When asked what he would remember most from his seminary days, he mentioned the relationships with both his fellow students and staff and commented on the small Pastoral groups which meet weekly to offer support and prayer. He also mentioned his summer internships: in Luxor at the end of 1st Year, a time which coincided with a time of upheaval in Egypt (when the army moved to replace President Morsi), when he had to make a hair-raising 20 hour journey home to Minya to check on his family. After his 2nd year he spent the summer with CEOSS (Coptic Evangelical Organisation for Social Services), which gave him a better understanding of social care and which indeed inspired his ministry. ‘I don’t want the church to be exclusive, always looking inwards’ he says, ‘The church needs to reach out to the community with all its needs’. His internship after 3rd Year was at the congregation of Ezbat Ayoub in Upper Egypt, and indeed after graduation, he will become the pastor of that same congregation.

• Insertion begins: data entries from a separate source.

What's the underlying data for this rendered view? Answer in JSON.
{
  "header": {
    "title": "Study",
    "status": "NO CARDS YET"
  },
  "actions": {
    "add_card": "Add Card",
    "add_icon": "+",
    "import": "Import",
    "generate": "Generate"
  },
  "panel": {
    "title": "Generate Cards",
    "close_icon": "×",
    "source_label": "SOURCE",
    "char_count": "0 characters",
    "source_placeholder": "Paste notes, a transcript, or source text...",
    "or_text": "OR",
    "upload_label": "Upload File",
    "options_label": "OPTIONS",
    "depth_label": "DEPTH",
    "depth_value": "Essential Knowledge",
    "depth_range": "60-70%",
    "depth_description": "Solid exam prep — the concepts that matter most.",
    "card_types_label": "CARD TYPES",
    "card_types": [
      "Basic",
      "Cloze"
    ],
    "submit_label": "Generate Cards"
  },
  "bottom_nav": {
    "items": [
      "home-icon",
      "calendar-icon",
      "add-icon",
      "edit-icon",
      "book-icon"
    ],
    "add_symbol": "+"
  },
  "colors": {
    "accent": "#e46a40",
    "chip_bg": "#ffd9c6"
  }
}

Tharwat married Mervat a year ago, and they are expecting their first child. He faces new challenges as a new pastor and a new father, but hopes to make a real impact on the lives of both the congregation and the community. Impressively he confides the importance for him of a servant ministry, touching the hearts of all around him.